The New Zealand property market continues to stabilise after easing for much of 2014. While new signs of growth were recorded in some quarters and house prices are still 8.1 percent higher than a year ago, national median prices were down 2.6 percent in July on a monthly basis. Median monthly selling prices were down in Wellington and Christchurch, with Auckland continuing to show growth and mixed results recorded for sales volumes and days to sell.
According to the latest housing sales figures from the Real Estate Institute of New Zealand (REINZ), the median price for New Zealand homes sold in July was $416,000, down 2.6 percent from June. Conditions were far from even around the country, however, with the overheated Auckland region recording a median price of $610,000, $10,000 higher than the month before and 10.5 percent higher than last year. Taranaki, Otago, and Southland also bucked the national trend by recording monthly price gains in July.
The rest of New Zealand didn't fare so well, however, with prices in Wellington and Christchurch both down over the month. The median house price was $380,000 in Wellington, down 1.3 percent for the month. House prices in Christchurch were down 5.4 percent to $407,250, a significant decrease which saw annual growth drop to 4.4 percent.
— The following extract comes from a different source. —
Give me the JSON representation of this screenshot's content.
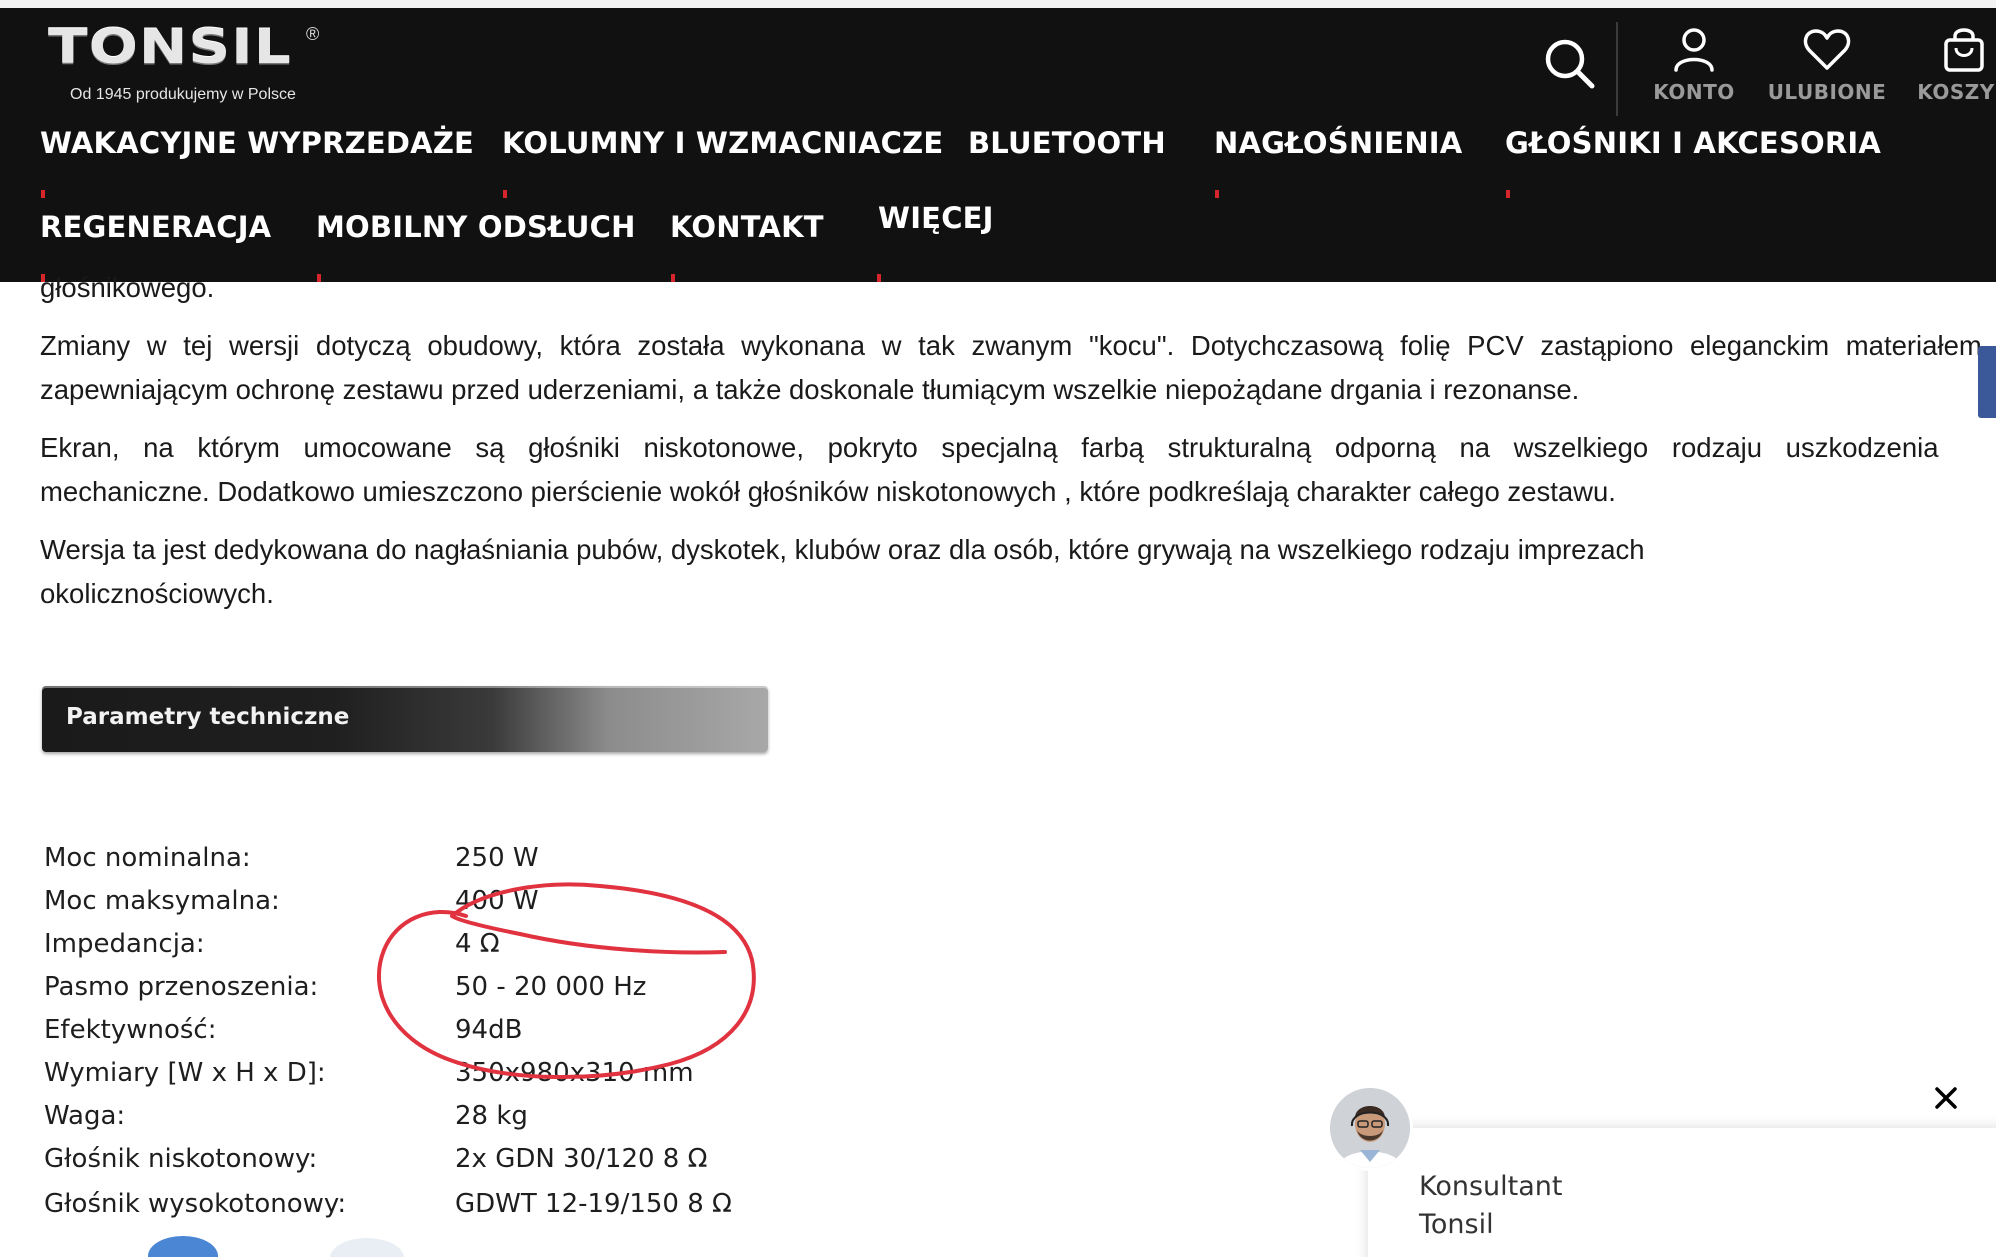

The disparity between price growth in Auckland and the rest of New Zealand has led to mixed analysis, with Westpac interpreting new signs of life in the REINZ data and ASB suggesting stabilisation.
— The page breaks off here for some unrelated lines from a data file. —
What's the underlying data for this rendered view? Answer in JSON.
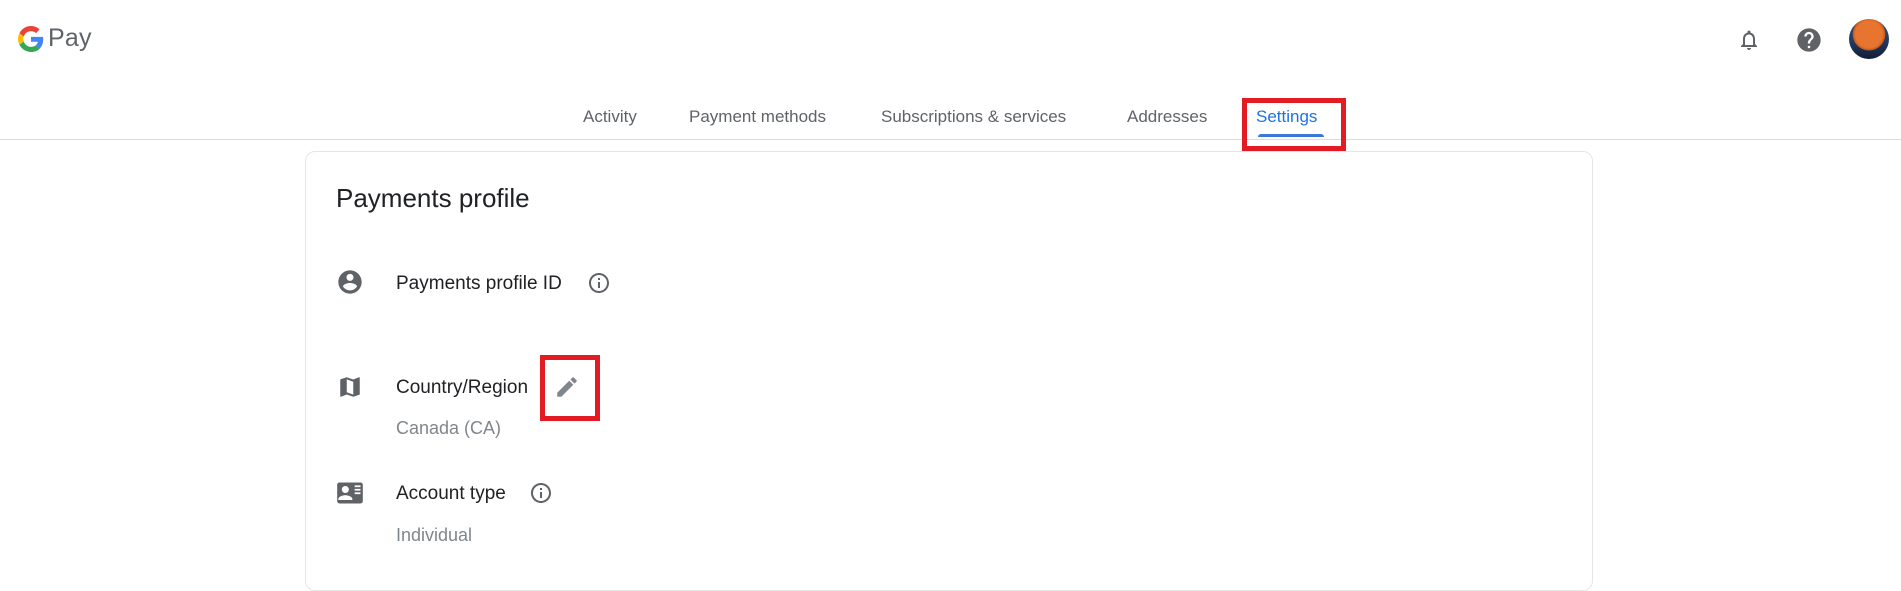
{
  "header": {
    "logo_text": "Pay",
    "icons": [
      "notifications-bell-icon",
      "help-icon",
      "account-avatar"
    ]
  },
  "tabs": [
    {
      "label": "Activity",
      "active": false
    },
    {
      "label": "Payment methods",
      "active": false
    },
    {
      "label": "Subscriptions & services",
      "active": false
    },
    {
      "label": "Addresses",
      "active": false
    },
    {
      "label": "Settings",
      "active": true
    }
  ],
  "colors": {
    "accent": "#1a73e8",
    "highlight_box": "#e31b23",
    "icon_gray": "#5f6368",
    "secondary_text": "#80868b"
  },
  "card": {
    "title": "Payments profile",
    "rows": [
      {
        "icon": "account-circle-icon",
        "label": "Payments profile ID",
        "has_info": true,
        "value": ""
      },
      {
        "icon": "map-icon",
        "label": "Country/Region",
        "has_edit": true,
        "value": "Canada (CA)"
      },
      {
        "icon": "contact-card-icon",
        "label": "Account type",
        "has_info": true,
        "value": "Individual"
      }
    ]
  }
}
"Both we and the Reserve Bank have been expecting an upturn in the housing market over the second half of this year," said Westpac senior economist Michael Gordon, adding "Net immigration is approaching record highs, banks are utilising more of the high-LVR loan limit, and some popular mortgage rates are actually lower now than they were before the first OCR hike in March... The July figures are consistent with that view, but at this stage it's too soon to tell whether the upturn will resemble our modest expectation (with annual house price growth slowing to 4.5% by year end) or the RBNZ's more bullish view (with prices re-accelerating to 6.5% a year)."
ASB senior economist Chris Tennent-Brown was not quite as positive, however, saying the latest data represents stability after a period of easing rather than a pause for new growth: "Overall, we think the data over the last couple of months suggest sales activity has stabilised at a lower level than late last year, rather than being poised to re-accelerate... House price growth is likely to be slower than the RBNZ expected in its June Monetary Policy Statement."
REINZ data for sales volumes and days to sell were also mixed, with 5,893 house sales in July, up 2.3 percent over the month but down 13 percent over the year. While the number of days needed to sell a property declined from 39 in June to 37 in July, it was still more than the 35 days recorded in July last year. According to REINZ chief executive Helen O'Sullivan, "Sales volumes picked up a little in July compared to last month but this is about in line with the normal seasonal pattern... Rising interest rates and the forthcoming election are probably also influencing buyer behaviour."